This week has been, in work-related-matters terms, quite average. But everything has been made ten times worse by the fact that I've been ill. But we're so short-staffed and hard-pushed at the moment, I haven't had the heart to stay off ill. I'm most certainly not working whilst ill for the benefit of the company, I just don't like letting my colleagues down.
On Tuesday a customer tutted and shot a filthy look when I coughed, whilst serving them, into my fleece sleeve. My fury knew no bounds. I'm still ranting about it to anybody who'll listen now. I felt like getting them in a head-lock and screaming at them, spit flying into their face, "How dare you! Do you think I'm not human or something? A robot? Would you rather I stayed at home and coughed in bed? No. You wouldn't. Because then you'd be standing there tutting because you had to queue for longer!"
Luckily my symptoms eased yesterday. Which was just as well because it was the glorious day of the Team Building Workshop. I have never been so patronised, insulted, humiliated and belittled in all my natural days. I'm sure they only made us do half of the exercises to have a good giggle at the photographs.
Basically, all the management team and supervisors in my Food Place branch had to attend this "day of fun" at our regional training offices - sixty-five miles away. With me being one of the designated drivers. If you knew anything about my navigating skills you'd be shuddering at the mere thought. Miraculously, for the first time in history, the directions from the AA website were accurate and didn't make reference to phantom roundabout exits. Cover staff from Ellenfoot were left babysitting our store.
The introduction presentation, at the start of the day, included testimonials from Food Place staff across the country, informing us how wonderfully useful and fun the whole day was going to be. I suspect these may have been false.
After introducing ourselves (to each other - the people we've worked with for God knows how many years), we congregated in the car park outside to play a team-building game. We were told this would be fun. It was actually highly embarrassing. We each had a tennis ball, and we had to pass them to the people opposite us, all at the same time. This sounds easy. But a bunch of balls thrown at the same time, in the same direction, are bound to collide. We spent more time darting across the car-park retrieving balls than anything else. And all this in full view of passing traffic.

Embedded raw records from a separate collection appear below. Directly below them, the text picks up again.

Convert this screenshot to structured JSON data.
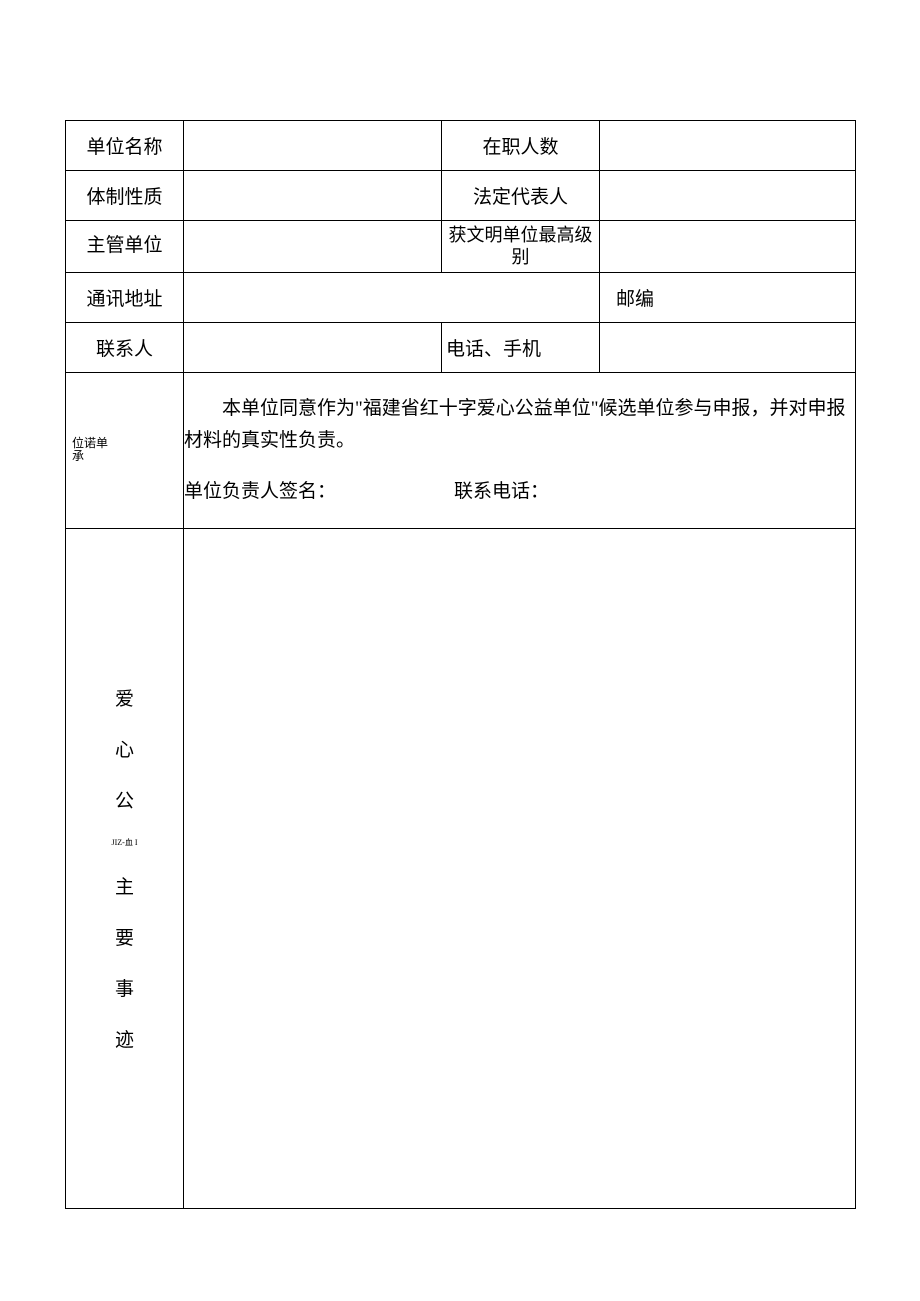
{
  "rows": {
    "r1c1": "单位名称",
    "r1c3": "在职人数",
    "r2c1": "体制性质",
    "r2c3": "法定代表人",
    "r3c1": "主管单位",
    "r3c3": "获文明单位最高级别",
    "r4c1": "通讯地址",
    "r4c3": "邮编",
    "r5c1": "联系人",
    "r5c3": "电话、手机"
  },
  "commitment": {
    "label_line1": "位诺单",
    "label_line2": "承",
    "text": "本单位同意作为\"福建省红十字爱心公益单位\"候选单位参与申报，并对申报材料的真实性负责。",
    "sig1": "单位负责人签名：",
    "sig2": "联系电话："
  },
  "deeds": {
    "c1": "爱",
    "c2": "心",
    "c3": "公",
    "small": "JIZ-血 I",
    "c4": "主",
    "c5": "要",
    "c6": "事",
    "c7": "迹"
  }
}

Once back inside, we began another exercise. This time far more humiliating. We were divided into three groups, and we each had to produce and perform a song and dance routine all about how good our store was. Obviously, the first question raised was: "But what if our store isn't good?" The trainer-woman picked the teams for us and happened to put all the shy people into the same group. Which included me. So, ours was a complete and utter farce when it came to the performance and the recorded video footage has probably made us a national laughing stock amongst Food Place human resources teams.
All this I could cope with. To some extent. But the final practical exercise of the day was torture itself. A rug was placed on the floor. This rug was roughly 2 square metres in size and we were all instructed to stand upon it. All 15 of us. It was bad enough that we were all squashed in such close vicinity to each other. But then came the actual aim of the exercise. We had to flip the rug over, so we were all ended up standing on the reverse side of it, without any of us stepping off.
Oh my God. It was absolute hell on earth. We tried all manner of wacky ideas and most of them revolved around getting as many feet as possible off the rug. And the only way to do that was to lift people up. Being 5 feet, five inches tall and weighing a mere 10 stone, I was quickly selected to be one of the people hoisted into the air. My ribs are completely battered and shattered. By the end of it, I'd been on peoples' backs, lifted up by my armpits, raised onto the shoulders of the four tallest people, lifted up by my stomach. But, unfortunately, since the group also needed to spare half of the their energy to put to the task of flipping the rug, it meant everybody had to chip in with the lifting effort. Me, Lorraine and Sean ended up jammed in the middle, hoisted in the air, desperately trying to resist the urge to dive out and scream "THIS IS SO STUPID AND I REFUSE TO TAKE PART!" Everybody was sweaty by this point.
We eventually managed to pull it off. Two hours later. Not an experience I care to repeat.
Of course, it wasn't all practical "fun". There were lots of boring lectures, we played a game with Lego pieces and took personality tests. The last two, at least, were interesting and, somewhat, fun.
On the way back, the manager decided we were all going bowling. If my pride was damaged by the rituals of the day, it was certainly won back when I thrashed everybody in 4 out of 5 games.